YOUR TASK. State only how many lines below include the word "data".

# # # # # # #

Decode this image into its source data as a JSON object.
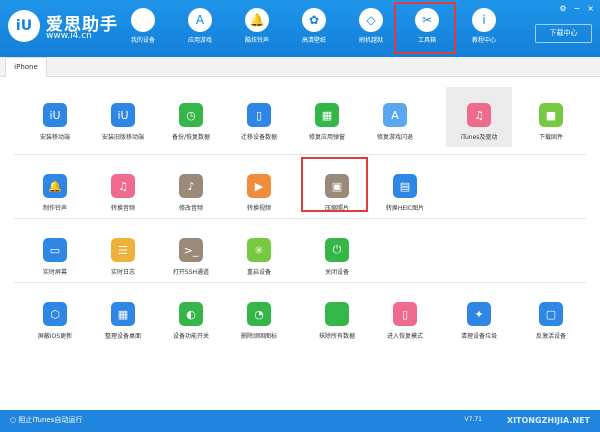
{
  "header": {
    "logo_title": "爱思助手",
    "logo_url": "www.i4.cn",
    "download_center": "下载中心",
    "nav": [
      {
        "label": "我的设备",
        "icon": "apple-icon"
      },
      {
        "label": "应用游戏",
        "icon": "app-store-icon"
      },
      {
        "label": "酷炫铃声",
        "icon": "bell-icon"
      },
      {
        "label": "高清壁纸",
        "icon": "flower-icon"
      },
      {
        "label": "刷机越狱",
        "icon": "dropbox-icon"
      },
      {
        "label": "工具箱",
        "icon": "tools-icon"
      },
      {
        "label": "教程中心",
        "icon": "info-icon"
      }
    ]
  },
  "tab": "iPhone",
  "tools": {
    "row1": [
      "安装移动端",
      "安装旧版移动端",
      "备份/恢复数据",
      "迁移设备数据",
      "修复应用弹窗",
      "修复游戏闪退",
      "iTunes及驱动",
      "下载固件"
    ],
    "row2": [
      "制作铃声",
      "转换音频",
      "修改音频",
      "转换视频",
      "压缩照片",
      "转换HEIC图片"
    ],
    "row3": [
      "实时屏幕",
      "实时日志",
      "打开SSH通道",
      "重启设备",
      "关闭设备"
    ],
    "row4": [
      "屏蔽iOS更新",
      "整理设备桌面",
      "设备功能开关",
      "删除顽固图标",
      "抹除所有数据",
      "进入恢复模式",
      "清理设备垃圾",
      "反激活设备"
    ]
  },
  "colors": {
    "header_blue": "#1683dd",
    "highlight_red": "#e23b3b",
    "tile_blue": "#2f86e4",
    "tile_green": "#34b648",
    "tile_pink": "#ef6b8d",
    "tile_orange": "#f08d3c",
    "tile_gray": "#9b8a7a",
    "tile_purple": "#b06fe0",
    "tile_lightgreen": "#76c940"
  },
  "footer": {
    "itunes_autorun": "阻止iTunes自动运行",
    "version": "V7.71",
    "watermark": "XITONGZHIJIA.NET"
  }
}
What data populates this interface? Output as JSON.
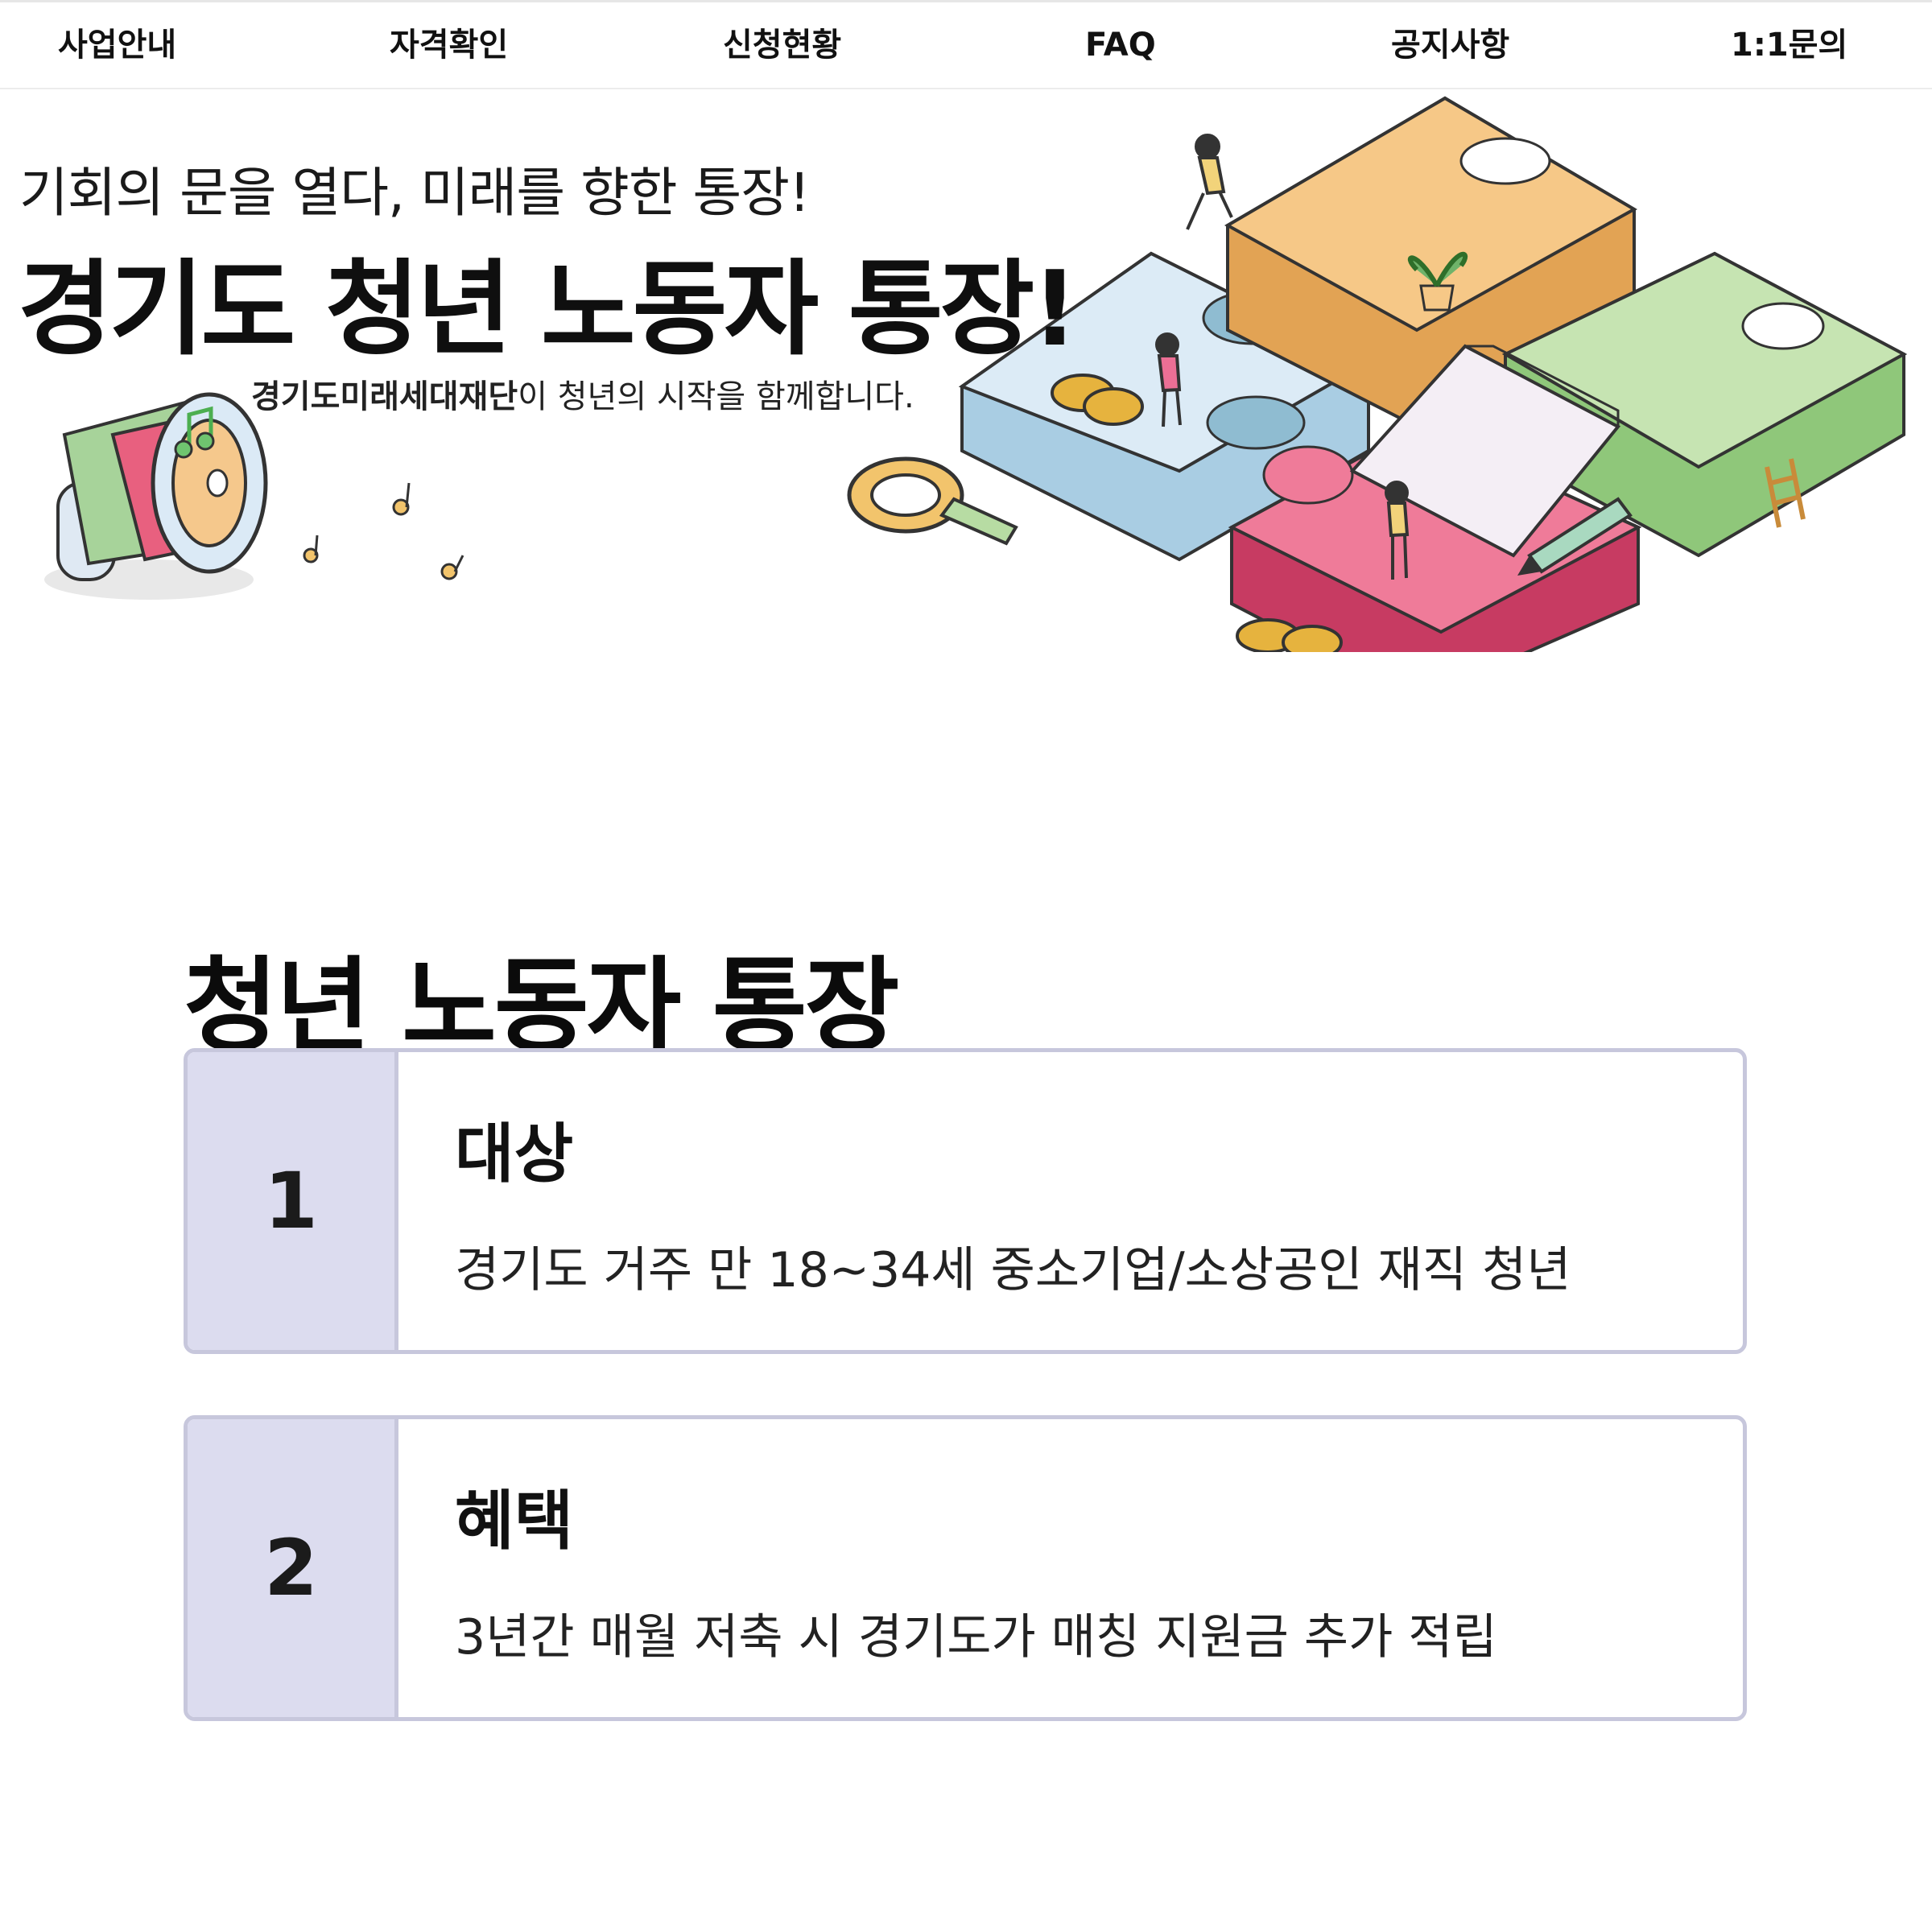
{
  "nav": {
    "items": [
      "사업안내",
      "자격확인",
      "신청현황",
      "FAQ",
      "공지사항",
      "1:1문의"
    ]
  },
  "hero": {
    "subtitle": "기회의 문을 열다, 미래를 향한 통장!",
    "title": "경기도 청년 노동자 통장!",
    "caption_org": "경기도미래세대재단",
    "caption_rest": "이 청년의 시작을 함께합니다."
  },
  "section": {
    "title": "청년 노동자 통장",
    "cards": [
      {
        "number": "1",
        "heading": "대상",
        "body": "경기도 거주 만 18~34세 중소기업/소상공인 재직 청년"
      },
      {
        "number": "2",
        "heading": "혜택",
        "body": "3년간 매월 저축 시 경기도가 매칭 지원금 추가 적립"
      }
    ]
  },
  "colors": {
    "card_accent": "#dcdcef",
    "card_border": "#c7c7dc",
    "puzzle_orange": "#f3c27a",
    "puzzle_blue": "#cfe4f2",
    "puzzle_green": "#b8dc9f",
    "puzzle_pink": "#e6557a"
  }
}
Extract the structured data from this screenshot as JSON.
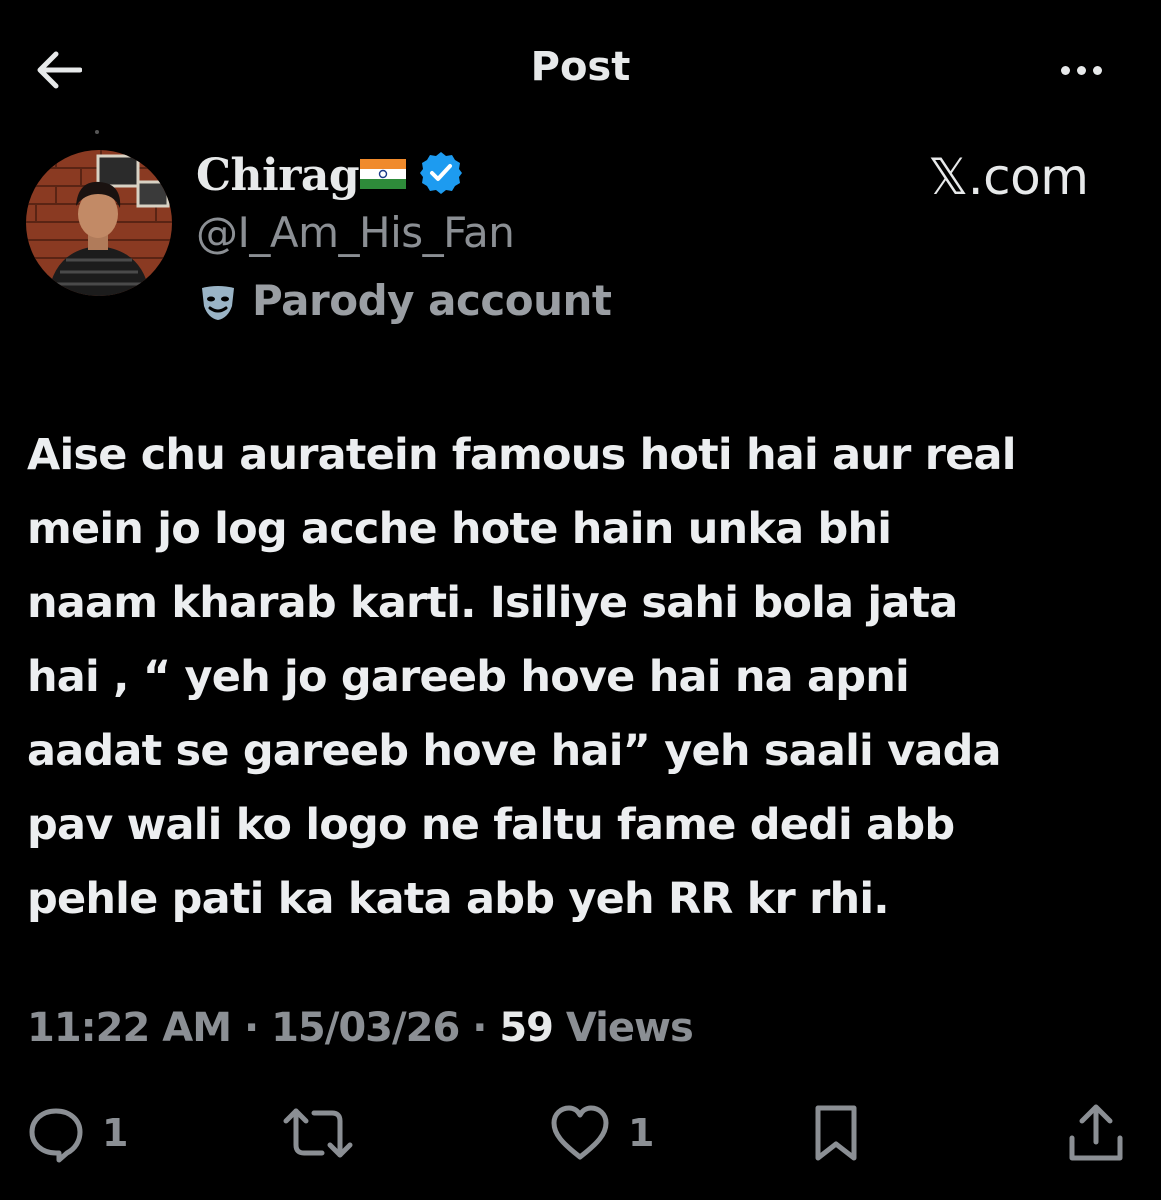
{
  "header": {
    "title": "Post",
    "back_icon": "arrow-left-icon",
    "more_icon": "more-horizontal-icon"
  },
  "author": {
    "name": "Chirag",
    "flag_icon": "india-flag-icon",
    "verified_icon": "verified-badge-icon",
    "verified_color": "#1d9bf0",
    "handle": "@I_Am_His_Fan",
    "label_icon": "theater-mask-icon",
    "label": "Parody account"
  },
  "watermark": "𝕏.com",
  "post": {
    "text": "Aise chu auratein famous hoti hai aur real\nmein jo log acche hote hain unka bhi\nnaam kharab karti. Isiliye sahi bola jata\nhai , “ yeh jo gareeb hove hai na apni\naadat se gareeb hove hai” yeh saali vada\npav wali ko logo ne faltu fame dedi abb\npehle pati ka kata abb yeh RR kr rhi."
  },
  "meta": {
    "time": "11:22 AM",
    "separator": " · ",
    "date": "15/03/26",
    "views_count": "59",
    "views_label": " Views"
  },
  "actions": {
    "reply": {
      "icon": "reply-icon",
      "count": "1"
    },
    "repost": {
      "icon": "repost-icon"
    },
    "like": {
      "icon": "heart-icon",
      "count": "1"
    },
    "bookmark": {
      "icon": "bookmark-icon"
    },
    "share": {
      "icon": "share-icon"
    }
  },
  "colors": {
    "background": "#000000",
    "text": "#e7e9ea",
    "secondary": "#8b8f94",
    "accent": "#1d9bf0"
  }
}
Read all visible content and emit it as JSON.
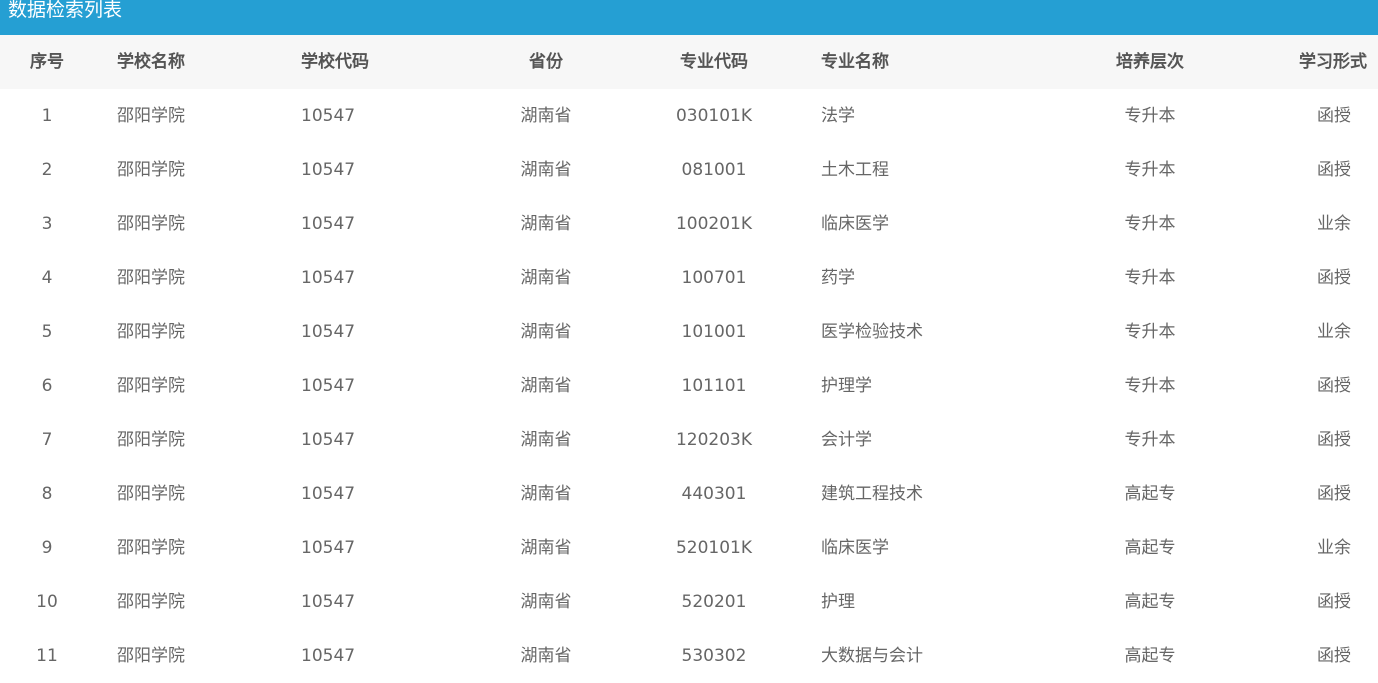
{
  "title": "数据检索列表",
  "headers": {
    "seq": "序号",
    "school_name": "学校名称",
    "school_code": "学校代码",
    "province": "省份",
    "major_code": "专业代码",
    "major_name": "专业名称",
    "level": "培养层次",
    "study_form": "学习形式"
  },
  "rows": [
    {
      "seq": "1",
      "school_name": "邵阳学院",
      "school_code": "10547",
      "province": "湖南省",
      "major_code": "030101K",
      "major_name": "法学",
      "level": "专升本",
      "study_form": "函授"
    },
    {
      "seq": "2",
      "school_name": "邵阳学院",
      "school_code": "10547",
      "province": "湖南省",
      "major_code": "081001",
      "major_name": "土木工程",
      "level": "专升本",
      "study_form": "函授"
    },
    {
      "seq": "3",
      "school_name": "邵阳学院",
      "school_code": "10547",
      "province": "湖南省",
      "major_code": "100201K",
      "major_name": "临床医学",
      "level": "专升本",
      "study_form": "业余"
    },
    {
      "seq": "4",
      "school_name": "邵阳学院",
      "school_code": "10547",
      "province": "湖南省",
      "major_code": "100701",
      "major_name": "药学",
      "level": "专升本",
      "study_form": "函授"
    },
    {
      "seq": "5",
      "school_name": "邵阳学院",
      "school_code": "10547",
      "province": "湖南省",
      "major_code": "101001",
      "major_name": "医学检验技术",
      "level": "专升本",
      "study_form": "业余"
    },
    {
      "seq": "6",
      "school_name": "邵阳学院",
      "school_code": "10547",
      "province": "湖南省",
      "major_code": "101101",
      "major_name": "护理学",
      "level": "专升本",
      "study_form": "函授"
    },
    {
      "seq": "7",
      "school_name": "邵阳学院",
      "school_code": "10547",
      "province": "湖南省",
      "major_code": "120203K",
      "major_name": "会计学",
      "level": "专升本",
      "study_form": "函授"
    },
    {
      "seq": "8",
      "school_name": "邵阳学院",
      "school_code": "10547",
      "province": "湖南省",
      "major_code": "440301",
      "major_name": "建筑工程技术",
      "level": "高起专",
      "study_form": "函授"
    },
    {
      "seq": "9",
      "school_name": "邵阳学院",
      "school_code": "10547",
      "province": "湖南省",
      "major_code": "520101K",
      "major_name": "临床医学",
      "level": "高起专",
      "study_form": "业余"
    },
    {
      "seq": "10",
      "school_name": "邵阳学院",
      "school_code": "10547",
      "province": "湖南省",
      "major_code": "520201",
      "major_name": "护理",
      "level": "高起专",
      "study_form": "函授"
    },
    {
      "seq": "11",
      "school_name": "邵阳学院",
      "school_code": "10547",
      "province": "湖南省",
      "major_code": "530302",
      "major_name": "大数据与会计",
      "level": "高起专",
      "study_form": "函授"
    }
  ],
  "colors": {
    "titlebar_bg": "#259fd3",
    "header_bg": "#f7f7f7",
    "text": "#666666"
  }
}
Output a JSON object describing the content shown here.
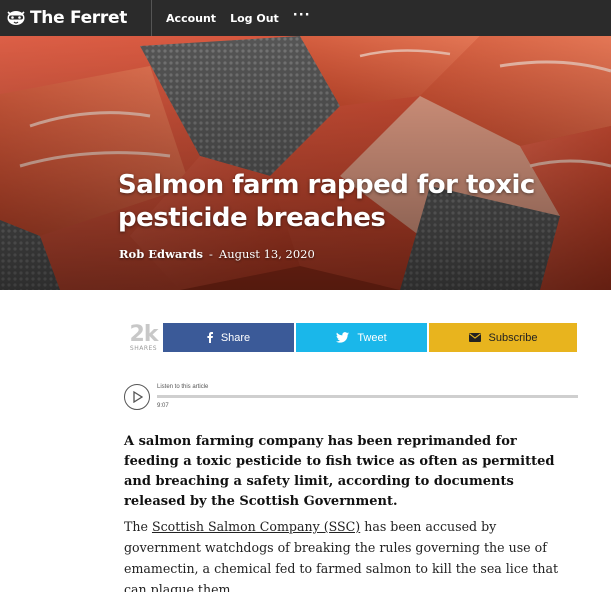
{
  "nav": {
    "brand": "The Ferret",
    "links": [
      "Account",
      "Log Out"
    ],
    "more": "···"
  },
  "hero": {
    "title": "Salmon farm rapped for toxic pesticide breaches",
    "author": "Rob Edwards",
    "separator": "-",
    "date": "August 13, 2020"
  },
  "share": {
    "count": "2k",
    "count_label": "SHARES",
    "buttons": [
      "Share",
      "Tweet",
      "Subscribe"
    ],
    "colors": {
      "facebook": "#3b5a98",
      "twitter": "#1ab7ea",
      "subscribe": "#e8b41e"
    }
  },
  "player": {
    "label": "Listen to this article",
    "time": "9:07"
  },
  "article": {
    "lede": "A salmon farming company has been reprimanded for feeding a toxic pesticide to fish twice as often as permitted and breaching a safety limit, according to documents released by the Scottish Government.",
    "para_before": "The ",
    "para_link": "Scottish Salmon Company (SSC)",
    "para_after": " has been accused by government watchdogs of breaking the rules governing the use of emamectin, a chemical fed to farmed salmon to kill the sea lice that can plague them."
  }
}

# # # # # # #

TASK OUTPUT. 3